**DIRECTIONS FOR THIS TASK**
Using the data below, copy each line that includes the word "Finder".

(Web page and app entries)
◆ ◆ ◆

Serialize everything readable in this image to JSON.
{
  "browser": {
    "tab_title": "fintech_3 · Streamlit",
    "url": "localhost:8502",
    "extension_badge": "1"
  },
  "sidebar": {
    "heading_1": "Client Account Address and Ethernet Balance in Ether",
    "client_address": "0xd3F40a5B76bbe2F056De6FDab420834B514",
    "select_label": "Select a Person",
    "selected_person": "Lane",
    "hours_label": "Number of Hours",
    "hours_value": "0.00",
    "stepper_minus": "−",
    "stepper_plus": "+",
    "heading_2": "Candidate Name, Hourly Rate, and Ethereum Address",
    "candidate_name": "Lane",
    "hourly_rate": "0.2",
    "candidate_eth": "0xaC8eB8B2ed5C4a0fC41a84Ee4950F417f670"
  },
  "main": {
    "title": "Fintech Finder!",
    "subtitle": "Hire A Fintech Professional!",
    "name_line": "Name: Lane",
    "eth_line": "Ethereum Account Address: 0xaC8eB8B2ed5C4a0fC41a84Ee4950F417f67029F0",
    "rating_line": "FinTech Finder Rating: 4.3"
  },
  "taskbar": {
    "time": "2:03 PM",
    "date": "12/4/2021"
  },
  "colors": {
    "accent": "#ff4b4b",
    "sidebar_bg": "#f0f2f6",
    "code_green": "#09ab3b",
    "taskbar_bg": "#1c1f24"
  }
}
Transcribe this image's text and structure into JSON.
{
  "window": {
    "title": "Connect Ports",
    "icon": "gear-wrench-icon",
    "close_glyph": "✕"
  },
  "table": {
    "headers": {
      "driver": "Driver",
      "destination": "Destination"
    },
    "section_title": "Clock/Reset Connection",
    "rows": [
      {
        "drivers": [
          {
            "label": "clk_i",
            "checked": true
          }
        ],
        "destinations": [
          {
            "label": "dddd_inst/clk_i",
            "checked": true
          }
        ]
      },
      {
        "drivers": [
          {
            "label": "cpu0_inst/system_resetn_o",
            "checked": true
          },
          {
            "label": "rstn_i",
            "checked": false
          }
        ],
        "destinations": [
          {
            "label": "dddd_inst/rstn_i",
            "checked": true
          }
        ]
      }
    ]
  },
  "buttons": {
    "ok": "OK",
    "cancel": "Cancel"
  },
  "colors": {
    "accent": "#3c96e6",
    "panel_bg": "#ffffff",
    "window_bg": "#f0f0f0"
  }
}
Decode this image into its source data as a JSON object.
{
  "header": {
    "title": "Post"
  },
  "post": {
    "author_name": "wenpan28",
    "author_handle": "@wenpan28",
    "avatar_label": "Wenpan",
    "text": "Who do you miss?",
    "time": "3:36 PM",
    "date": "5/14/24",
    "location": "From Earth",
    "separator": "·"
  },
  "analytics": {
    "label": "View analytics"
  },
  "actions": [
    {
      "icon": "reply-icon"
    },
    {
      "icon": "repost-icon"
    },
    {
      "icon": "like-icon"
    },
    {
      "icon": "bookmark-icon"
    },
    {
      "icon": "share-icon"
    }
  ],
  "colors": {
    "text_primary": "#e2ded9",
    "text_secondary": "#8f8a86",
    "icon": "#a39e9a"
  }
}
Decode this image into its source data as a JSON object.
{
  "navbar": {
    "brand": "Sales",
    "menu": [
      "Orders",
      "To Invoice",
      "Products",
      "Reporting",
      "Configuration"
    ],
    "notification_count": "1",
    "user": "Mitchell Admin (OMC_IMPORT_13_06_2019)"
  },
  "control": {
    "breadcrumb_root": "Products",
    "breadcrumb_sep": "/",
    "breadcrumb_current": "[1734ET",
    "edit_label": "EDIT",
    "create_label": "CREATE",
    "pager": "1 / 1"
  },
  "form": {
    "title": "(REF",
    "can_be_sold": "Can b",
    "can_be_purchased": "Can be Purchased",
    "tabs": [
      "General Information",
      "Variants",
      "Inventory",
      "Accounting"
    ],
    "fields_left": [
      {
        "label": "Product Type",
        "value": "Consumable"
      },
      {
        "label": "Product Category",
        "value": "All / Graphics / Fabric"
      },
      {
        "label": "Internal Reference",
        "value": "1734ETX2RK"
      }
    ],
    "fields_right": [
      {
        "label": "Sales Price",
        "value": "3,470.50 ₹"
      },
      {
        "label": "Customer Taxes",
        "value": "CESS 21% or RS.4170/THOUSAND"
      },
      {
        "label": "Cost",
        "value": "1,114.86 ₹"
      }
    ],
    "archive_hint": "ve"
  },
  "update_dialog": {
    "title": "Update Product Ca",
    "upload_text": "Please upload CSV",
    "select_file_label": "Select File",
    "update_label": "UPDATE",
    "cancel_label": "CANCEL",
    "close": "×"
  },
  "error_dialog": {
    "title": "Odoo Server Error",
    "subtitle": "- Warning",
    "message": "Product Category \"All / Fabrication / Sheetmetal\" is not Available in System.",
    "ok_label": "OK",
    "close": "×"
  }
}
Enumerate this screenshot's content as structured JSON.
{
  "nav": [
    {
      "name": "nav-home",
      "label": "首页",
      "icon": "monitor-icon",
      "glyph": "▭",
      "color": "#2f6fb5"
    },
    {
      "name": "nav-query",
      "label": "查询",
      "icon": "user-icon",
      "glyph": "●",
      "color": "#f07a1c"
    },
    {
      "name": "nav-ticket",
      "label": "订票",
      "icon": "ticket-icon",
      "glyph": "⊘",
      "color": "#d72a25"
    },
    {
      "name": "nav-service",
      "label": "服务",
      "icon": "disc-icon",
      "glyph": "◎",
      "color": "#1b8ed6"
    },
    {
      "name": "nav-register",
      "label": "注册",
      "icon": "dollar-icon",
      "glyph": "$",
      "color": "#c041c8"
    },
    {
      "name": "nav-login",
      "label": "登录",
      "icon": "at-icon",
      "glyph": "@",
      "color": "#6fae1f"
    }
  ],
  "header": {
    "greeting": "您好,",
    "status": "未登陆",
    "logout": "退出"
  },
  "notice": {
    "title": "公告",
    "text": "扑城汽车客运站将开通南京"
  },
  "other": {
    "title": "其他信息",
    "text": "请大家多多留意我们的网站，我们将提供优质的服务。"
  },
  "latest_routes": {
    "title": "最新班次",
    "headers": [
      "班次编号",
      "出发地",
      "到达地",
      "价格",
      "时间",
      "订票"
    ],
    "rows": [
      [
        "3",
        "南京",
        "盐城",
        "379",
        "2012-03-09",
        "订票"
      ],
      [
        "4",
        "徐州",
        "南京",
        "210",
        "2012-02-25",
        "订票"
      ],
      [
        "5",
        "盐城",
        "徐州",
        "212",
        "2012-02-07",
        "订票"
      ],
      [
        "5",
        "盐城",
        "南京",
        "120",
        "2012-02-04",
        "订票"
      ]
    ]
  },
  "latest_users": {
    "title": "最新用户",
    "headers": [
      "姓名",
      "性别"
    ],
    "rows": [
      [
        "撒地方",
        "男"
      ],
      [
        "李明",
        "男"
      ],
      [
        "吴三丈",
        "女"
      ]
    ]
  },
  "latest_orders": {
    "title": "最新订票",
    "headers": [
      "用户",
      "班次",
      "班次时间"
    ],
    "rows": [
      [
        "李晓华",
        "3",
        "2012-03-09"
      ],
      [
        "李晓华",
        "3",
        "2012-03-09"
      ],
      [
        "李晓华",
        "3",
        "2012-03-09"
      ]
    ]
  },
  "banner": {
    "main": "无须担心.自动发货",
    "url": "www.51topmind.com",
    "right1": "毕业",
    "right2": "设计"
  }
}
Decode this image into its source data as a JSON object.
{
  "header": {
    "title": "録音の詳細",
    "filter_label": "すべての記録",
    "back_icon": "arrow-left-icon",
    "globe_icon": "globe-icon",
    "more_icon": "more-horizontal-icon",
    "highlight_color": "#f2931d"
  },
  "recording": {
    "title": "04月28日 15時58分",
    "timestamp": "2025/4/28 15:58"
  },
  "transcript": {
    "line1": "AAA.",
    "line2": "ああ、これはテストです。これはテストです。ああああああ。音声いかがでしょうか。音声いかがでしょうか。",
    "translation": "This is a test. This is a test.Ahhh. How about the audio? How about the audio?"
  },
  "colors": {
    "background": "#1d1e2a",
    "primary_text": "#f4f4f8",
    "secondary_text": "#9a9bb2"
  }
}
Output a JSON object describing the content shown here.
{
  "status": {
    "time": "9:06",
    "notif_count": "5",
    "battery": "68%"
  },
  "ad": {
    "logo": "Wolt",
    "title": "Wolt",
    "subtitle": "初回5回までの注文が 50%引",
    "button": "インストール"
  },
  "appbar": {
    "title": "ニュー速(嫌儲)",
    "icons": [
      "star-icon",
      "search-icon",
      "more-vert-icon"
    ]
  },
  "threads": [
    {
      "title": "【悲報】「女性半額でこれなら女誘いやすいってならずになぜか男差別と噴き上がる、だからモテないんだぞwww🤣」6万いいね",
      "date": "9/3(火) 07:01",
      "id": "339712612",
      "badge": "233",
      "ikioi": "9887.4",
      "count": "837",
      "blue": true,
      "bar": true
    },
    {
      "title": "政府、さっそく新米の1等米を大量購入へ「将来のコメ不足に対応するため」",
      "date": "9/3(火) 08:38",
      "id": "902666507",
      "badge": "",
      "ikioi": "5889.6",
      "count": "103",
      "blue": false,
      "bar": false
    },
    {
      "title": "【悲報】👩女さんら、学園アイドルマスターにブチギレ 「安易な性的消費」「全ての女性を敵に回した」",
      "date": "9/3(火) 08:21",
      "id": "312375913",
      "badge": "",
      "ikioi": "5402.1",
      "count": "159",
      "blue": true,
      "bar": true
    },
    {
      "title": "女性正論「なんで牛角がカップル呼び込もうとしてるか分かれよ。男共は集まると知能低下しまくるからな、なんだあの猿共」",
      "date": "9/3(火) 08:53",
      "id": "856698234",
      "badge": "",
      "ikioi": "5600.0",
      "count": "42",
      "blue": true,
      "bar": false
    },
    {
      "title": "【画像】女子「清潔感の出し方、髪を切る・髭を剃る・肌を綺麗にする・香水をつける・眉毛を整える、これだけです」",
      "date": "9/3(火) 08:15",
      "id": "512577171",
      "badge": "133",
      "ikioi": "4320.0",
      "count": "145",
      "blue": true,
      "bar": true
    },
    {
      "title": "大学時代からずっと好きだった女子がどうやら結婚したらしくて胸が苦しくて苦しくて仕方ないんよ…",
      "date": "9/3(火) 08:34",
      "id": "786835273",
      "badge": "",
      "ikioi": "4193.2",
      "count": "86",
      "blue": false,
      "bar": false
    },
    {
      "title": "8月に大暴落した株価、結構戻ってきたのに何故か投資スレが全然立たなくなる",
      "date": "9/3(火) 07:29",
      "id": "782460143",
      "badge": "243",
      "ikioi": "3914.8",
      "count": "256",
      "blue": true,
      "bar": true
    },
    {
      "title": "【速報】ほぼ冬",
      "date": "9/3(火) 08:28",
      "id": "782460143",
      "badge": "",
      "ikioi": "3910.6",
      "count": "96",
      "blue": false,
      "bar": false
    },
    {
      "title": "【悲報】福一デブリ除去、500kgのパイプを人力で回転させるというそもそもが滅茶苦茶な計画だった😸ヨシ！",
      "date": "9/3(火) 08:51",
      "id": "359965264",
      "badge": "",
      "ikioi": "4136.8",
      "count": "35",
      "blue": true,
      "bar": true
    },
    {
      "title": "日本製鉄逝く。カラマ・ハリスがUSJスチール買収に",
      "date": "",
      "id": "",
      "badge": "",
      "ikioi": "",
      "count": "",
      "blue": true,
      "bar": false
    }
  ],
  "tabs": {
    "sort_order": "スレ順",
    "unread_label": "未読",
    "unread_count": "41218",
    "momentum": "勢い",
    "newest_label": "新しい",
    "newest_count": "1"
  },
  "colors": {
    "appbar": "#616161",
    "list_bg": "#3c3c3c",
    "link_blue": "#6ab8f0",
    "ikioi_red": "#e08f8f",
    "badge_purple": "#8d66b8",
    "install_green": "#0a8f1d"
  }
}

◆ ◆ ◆

**RESPONSE**
    "title": "Fintech Finder!",
    "rating_line": "FinTech Finder Rating: 4.3"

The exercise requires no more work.